The exit poll had a sample size of 20,000 compared to many pre-election polls that survey between 1,000 and 2,000 potential voters. This directly impacts upon how accurate research the can be given that there are 650 constituencies in the UK. Together with the UK’s first past the post electoral system this makes it difficult for national polls to accurately predict the outcome. Cost also appears to be the main driver rather than reliability.
The final YouGov survey did have a more robust sample of 10,000. However, with local tactical voting to deal with and the other limitations of polls still being present. Boosting sample size wouldn’t necessarily resolve the challenge of accurately predicting voting intentions.
Who is going to vote?
The market research companies have to define a very changeable group. As voting in the UK is not mandatory it is impossible to predict who will vote and who will not. There is plenty of evidence to show that certain party’s supporters and some demographic groups are more or less likely to vote.
Further, how pollsters define a “likely voter” varies and may be determined by whether they voted in the last election. But this is often based upon self-reporting which is not always accurate. In other instances people are simply asked if they plan to vote.
Dam lies and statistics.
To compensate for all these different factors, market research companies employ complex weighting and sampling techniques to adjust for demographic and behavioural differences. However, these are just models and don’t necessarily reflect real behaviour.

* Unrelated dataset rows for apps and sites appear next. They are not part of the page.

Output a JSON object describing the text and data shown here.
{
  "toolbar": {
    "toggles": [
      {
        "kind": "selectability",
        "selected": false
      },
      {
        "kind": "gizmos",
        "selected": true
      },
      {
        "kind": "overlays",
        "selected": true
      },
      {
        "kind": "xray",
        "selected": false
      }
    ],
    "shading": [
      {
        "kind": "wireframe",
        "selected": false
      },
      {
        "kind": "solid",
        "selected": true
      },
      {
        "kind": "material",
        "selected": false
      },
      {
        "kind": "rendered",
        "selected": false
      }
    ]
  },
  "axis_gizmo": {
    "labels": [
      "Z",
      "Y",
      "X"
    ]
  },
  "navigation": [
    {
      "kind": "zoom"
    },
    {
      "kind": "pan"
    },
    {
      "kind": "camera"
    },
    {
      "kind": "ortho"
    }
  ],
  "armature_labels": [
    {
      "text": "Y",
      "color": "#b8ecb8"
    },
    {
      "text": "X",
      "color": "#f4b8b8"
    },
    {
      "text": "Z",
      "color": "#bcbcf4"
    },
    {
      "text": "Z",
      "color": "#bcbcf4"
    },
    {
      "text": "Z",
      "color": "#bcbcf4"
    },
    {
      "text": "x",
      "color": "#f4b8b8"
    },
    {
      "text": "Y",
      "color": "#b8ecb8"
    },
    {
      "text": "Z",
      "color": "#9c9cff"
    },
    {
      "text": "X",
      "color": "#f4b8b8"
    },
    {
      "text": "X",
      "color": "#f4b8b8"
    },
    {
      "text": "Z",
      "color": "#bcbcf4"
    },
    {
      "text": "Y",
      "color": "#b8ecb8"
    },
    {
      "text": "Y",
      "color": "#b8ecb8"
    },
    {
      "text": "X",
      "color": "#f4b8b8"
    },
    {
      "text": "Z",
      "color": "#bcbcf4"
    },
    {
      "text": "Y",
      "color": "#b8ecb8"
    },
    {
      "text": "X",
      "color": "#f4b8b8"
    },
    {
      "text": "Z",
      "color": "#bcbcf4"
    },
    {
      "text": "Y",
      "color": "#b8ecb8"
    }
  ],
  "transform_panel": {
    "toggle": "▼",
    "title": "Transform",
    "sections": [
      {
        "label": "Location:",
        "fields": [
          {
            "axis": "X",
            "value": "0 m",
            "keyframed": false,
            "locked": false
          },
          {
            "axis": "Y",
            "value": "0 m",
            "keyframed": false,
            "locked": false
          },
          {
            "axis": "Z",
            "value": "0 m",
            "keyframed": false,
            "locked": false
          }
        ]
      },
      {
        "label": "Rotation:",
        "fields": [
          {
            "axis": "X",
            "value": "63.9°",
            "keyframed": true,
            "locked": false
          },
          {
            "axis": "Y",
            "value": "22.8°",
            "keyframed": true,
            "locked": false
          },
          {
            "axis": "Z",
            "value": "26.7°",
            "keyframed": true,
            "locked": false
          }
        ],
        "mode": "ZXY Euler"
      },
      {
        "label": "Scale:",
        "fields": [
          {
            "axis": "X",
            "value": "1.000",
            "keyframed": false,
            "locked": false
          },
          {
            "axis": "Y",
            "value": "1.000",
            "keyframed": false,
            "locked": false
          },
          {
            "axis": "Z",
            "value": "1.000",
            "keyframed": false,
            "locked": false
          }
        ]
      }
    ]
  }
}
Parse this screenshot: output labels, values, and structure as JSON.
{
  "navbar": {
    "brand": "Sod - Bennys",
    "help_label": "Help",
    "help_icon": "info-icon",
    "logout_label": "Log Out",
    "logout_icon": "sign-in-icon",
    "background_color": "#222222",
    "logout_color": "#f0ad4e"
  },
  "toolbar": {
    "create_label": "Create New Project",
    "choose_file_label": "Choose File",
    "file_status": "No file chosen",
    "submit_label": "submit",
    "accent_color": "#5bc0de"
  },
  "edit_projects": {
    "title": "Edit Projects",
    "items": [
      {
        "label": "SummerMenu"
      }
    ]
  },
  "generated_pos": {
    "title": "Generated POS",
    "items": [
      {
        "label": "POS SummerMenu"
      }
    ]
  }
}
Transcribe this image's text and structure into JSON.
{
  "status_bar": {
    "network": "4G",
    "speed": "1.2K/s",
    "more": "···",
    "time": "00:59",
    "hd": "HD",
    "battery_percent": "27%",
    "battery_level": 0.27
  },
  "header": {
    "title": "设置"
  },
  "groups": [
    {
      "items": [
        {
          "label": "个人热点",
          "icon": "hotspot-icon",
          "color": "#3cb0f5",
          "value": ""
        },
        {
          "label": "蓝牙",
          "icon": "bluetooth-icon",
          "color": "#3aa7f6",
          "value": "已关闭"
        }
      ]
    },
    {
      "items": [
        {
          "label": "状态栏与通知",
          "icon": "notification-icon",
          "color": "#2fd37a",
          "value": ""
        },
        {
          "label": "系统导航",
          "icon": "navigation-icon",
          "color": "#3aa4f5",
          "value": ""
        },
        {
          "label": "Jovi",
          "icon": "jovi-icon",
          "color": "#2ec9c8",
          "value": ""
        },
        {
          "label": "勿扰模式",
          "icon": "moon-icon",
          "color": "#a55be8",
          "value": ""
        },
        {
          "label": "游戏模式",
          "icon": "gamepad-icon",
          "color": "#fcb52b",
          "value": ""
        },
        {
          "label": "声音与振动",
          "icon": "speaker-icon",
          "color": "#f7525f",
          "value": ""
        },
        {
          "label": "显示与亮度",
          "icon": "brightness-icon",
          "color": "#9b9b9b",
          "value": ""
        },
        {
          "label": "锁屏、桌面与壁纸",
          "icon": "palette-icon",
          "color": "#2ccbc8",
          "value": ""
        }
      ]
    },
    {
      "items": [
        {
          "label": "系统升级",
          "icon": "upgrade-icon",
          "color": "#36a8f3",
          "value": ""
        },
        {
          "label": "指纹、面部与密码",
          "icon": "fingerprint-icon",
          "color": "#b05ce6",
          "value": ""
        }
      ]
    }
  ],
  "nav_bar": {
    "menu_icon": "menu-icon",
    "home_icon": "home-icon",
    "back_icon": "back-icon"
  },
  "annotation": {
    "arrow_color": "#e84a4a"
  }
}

Consistency and disclosure of methodology:
As I have searched the internet for details of the pre-election polls I’ve noticed how difficult it is to find information. Even the sample size of some polls are not always clearly shown in articles.
However, different companies by definition do have their own methodologies. This lack of consistency may again lead to differing results. For example, for telephone polls, how are phone numbers sourced and how how many attempts are made to interview a respondent?
How accurate is the Census?
With the UK experiencing significant net-migration over a number of years there have been changes in the profile of the population . However, the demographic information used for weightings is primarily based upon the Census. Which is only conducted once every 10 years.
Given the inherent limitations of pre-election polls and the lack of consistency in how they are conducted and analysed. There is certainly a need for a review of their usage during election campaigns. Greater disclosure of how polls are conducted and results are processed may also help with this process.
It remains to be seen whether the traditional opinion poll with all its limitations will continue in its current form. Given their failure to accurately predict the outcome of the 2015 UK General Election it seems likely that pressure will grow to improve their performance going forward. This could be a watershed moment for opinion polls in the UK.